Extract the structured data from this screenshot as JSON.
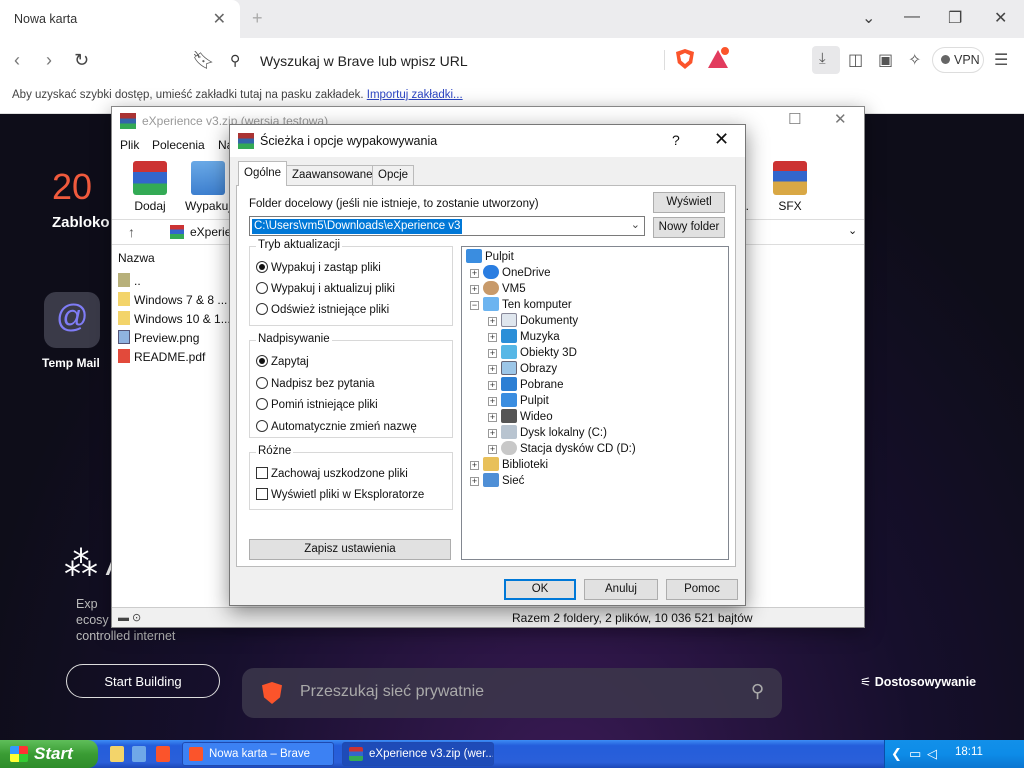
{
  "browser": {
    "tab_title": "Nowa karta",
    "url_placeholder": "Wyszukaj w Brave lub wpisz URL",
    "vpn_label": "VPN",
    "bookmarks_msg": "Aby uzyskać szybki dostęp, umieść zakładki tutaj na pasku zakładek.",
    "bookmarks_link": "Importuj zakładki..."
  },
  "newtab": {
    "stat_number": "20",
    "stat_label": "Zabloko",
    "shortcut_label": "Temp Mail",
    "brand_text_1": "Exp",
    "brand_text_2": "ecosy",
    "brand_text_3": "controlled internet",
    "start_building": "Start Building",
    "search_placeholder": "Przeszukaj sieć prywatnie",
    "customize": "Dostosowywanie"
  },
  "winrar": {
    "title": "eXperience v3.zip (wersja testowa)",
    "menu": [
      "Plik",
      "Polecenia",
      "Na"
    ],
    "toolbar": [
      "Dodaj",
      "Wypakuj",
      "z...",
      "SFX"
    ],
    "path_value": "eXperie",
    "column_name": "Nazwa",
    "files": [
      "..",
      "Windows 7 & 8 ...",
      "Windows 10 & 1...",
      "Preview.png",
      "README.pdf"
    ],
    "status": "Razem 2 foldery, 2 plików, 10 036 521 bajtów"
  },
  "dialog": {
    "title": "Ścieżka i opcje wypakowywania",
    "help": "?",
    "tabs": [
      "Ogólne",
      "Zaawansowane",
      "Opcje"
    ],
    "dest_label": "Folder docelowy (jeśli nie istnieje, to zostanie utworzony)",
    "dest_value": "C:\\Users\\vm5\\Downloads\\eXperience v3",
    "show_btn": "Wyświetl",
    "new_folder_btn": "Nowy folder",
    "update_mode": {
      "title": "Tryb aktualizacji",
      "options": [
        "Wypakuj i zastąp pliki",
        "Wypakuj i aktualizuj pliki",
        "Odśwież istniejące pliki"
      ],
      "selected": 0
    },
    "overwrite": {
      "title": "Nadpisywanie",
      "options": [
        "Zapytaj",
        "Nadpisz bez pytania",
        "Pomiń istniejące pliki",
        "Automatycznie zmień nazwę"
      ],
      "selected": 0
    },
    "misc": {
      "title": "Różne",
      "options": [
        "Zachowaj uszkodzone pliki",
        "Wyświetl pliki w Eksploratorze"
      ]
    },
    "save_btn": "Zapisz ustawienia",
    "tree": [
      "Pulpit",
      "OneDrive",
      "VM5",
      "Ten komputer",
      "Dokumenty",
      "Muzyka",
      "Obiekty 3D",
      "Obrazy",
      "Pobrane",
      "Pulpit",
      "Wideo",
      "Dysk lokalny (C:)",
      "Stacja dysków CD (D:)",
      "Biblioteki",
      "Sieć"
    ],
    "ok": "OK",
    "cancel": "Anuluj",
    "help_btn": "Pomoc"
  },
  "taskbar": {
    "start": "Start",
    "items": [
      "Nowa karta – Brave",
      "eXperience v3.zip (wer..."
    ],
    "clock": "18:11"
  },
  "colors": {
    "brave_orange": "#fb542b",
    "selection_blue": "#0078d7",
    "xp_blue": "#245edb"
  }
}
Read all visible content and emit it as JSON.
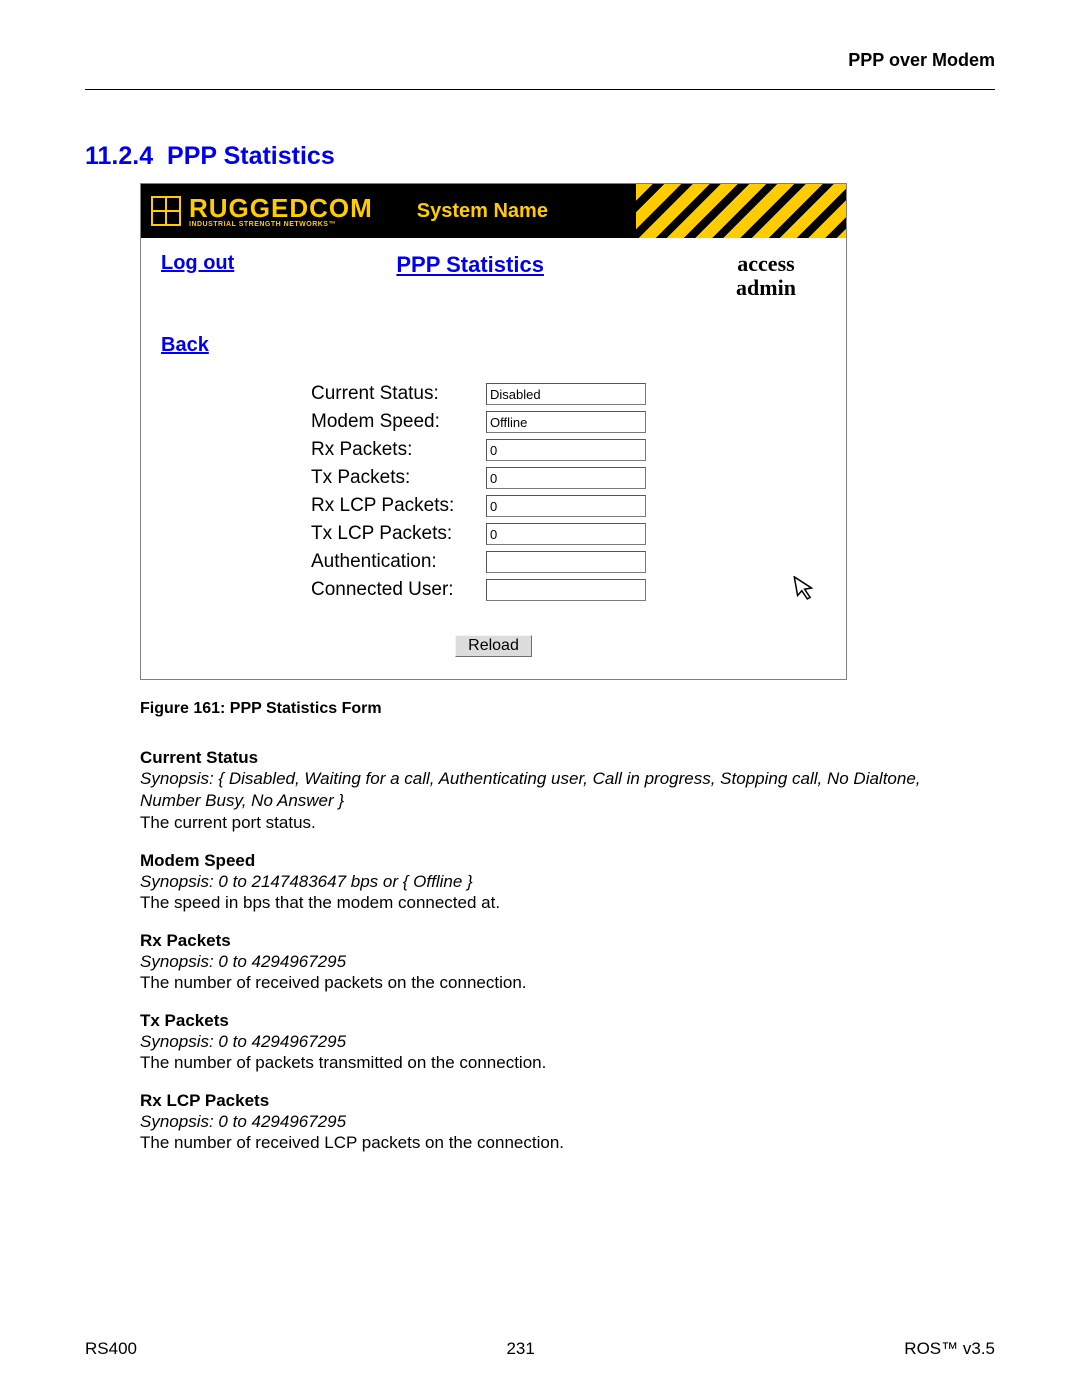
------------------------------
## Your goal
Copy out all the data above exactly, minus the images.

## Answer to the exercise
Extract the structured data from this screenshot as JSON.
{
  "browser": {
    "tab_title": "Nowa karta",
    "url_placeholder": "Wyszukaj w Brave lub wpisz URL",
    "vpn_label": "VPN",
    "bookmarks_msg": "Aby uzyskać szybki dostęp, umieść zakładki tutaj na pasku zakładek.",
    "bookmarks_link": "Importuj zakładki..."
  },
  "newtab": {
    "stat_number": "20",
    "stat_label": "Zabloko",
    "shortcut_label": "Temp Mail",
    "brand_text_1": "Exp",
    "brand_text_2": "ecosy",
    "brand_text_3": "controlled internet",
    "start_building": "Start Building",
    "search_placeholder": "Przeszukaj sieć prywatnie",
    "customize": "Dostosowywanie"
  },
  "winrar": {
    "title": "eXperience v3.zip (wersja testowa)",
    "menu": [
      "Plik",
      "Polecenia",
      "Na"
    ],
    "toolbar": [
      "Dodaj",
      "Wypakuj",
      "z...",
      "SFX"
    ],
    "path_value": "eXperie",
    "column_name": "Nazwa",
    "files": [
      "..",
      "Windows 7 & 8 ...",
      "Windows 10 & 1...",
      "Preview.png",
      "README.pdf"
    ],
    "status": "Razem 2 foldery, 2 plików, 10 036 521 bajtów"
  },
  "dialog": {
    "title": "Ścieżka i opcje wypakowywania",
    "help": "?",
    "tabs": [
      "Ogólne",
      "Zaawansowane",
      "Opcje"
    ],
    "dest_label": "Folder docelowy (jeśli nie istnieje, to zostanie utworzony)",
    "dest_value": "C:\\Users\\vm5\\Downloads\\eXperience v3",
    "show_btn": "Wyświetl",
    "new_folder_btn": "Nowy folder",
    "update_mode": {
      "title": "Tryb aktualizacji",
      "options": [
        "Wypakuj i zastąp pliki",
        "Wypakuj i aktualizuj pliki",
        "Odśwież istniejące pliki"
      ],
      "selected": 0
    },
    "overwrite": {
      "title": "Nadpisywanie",
      "options": [
        "Zapytaj",
        "Nadpisz bez pytania",
        "Pomiń istniejące pliki",
        "Automatycznie zmień nazwę"
      ],
      "selected": 0
    },
    "misc": {
      "title": "Różne",
      "options": [
        "Zachowaj uszkodzone pliki",
        "Wyświetl pliki w Eksploratorze"
      ]
    },
    "save_btn": "Zapisz ustawienia",
    "tree": [
      "Pulpit",
      "OneDrive",
      "VM5",
      "Ten komputer",
      "Dokumenty",
      "Muzyka",
      "Obiekty 3D",
      "Obrazy",
      "Pobrane",
      "Pulpit",
      "Wideo",
      "Dysk lokalny (C:)",
      "Stacja dysków CD (D:)",
      "Biblioteki",
      "Sieć"
    ],
    "ok": "OK",
    "cancel": "Anuluj",
    "help_btn": "Pomoc"
  },
  "taskbar": {
    "start": "Start",
    "items": [
      "Nowa karta – Brave",
      "eXperience v3.zip (wer..."
    ],
    "clock": "18:11"
  },
  "colors": {
    "brave_orange": "#fb542b",
    "selection_blue": "#0078d7",
    "xp_blue": "#245edb"
  }
}
Read all visible content and emit it as JSON.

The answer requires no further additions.